• Eliminating the step-up in basis of property inherited at death and replacing it with a carry-over basis after allowing individuals to exclude $1 million in unrealized capital gains from this tax.
• Reduce the estate tax exemption amount to $3,500,000, minus past reportable gifts (a steep decrease from the current 2021 exemption amount of $11,700,000 per person).
• Limit the gift tax exemption to $1 million (currently at $11,700,000, minus any past gifts made above the annual exemption amount, currently at $15,000 per donee).
• Create progressive estate tax rates, including a top rate of 65 per cent on estates of more than $1 billion (currently a flat 40 per cent rate).
In addition to these federal tax increases, the average top state capital gains rate is roughly 5.2 per cent. In total, the combined federal and average state tax rate on capital gains for wealthy individuals would be 48.6 per cent under the President’s plan. (2)
These tax proposals are on the heels of the changes brought about by the SECURE Act. Passed in late 2020, the SECURE Act removes the ability to “stretch” IRA and 401(k) account balances across the lifespans of most beneficiaries. Distributions must be taken faster, leading to accelerated taxes and the push into a higher income tax bracket for many account holders.
More attention will therefore be given to making tax-driven
choices about where capital is deployed. Tax diversification can
be divided into three categories:
1. Taxed Today – stocks, bonds, real estate, private equity, alternatives, ETFs;
2. Taxed Later – annuities, qualified plans, traditional IRAs; and
3. Taxed Never – municipal bonds, Roth IRAs, cash value life insurance.
Every long-term investment strategy has three phases: depository; accumulation; and distribution. The depository phase is usually the smallest and the distribution phase usually the largest, making never-taxed assets increasingly appealing in our rising tax environment.
INSERT GRAPHIC – “Tax Buckets”
Affluent individuals face unique challenges when segmenting asset classes where all tax-advantaged asset classes are either unavailable to them or have limited value in their portfolio. For instance, qualifying for a Roth IRA is extremely unlikely and the funding limits of qualified plans restrict the percentage of wealth which can be allocated.
Conversely, these individuals commonly have more allocations to highly tax-inefficient and illiquid investments like private equity, hedge funds and real estate. More and more, the wealthy are turning to “Tax Never” cash value life insurance to balance their tax diversification strategy and to tax-efficiently save and build wealth.

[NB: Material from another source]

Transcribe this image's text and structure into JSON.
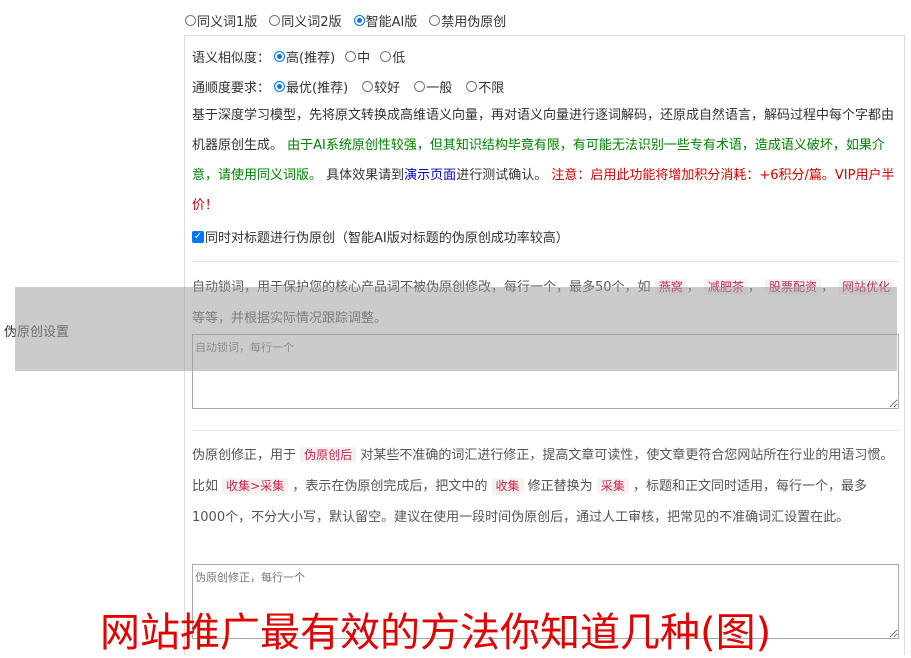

Recent tax law changes under IRC §7702 have further increased the limits that can be invested into cash value life insurance and high net worth and highly compensated individuals are re-discovering what has been constant for nearly four decades - cash value life insurance possesses unique tax benefits which can be positioned both as a contingent asset class to balance risk and return in a portfolio and as an effective tool for tax diversification.
“Potential legislation pertaining to a number of tax increases
bodes well for the use of life insurance to mitigate the impact
of some of those increases,” says Frazer Rice, the Northeast
regional director for Pendleton Square Trust Company. Rice, whose
clients include high net worth individuals and families, views
life insurance as a solution to address a number of matters. “It
is a tool that is useful for tax-advantaged accumulation and for
tax-advantaged access to capital. Also, from an asset class
perspective, it provides the owner with a stable and
comparatively low-risk, fixed income-type of investment.”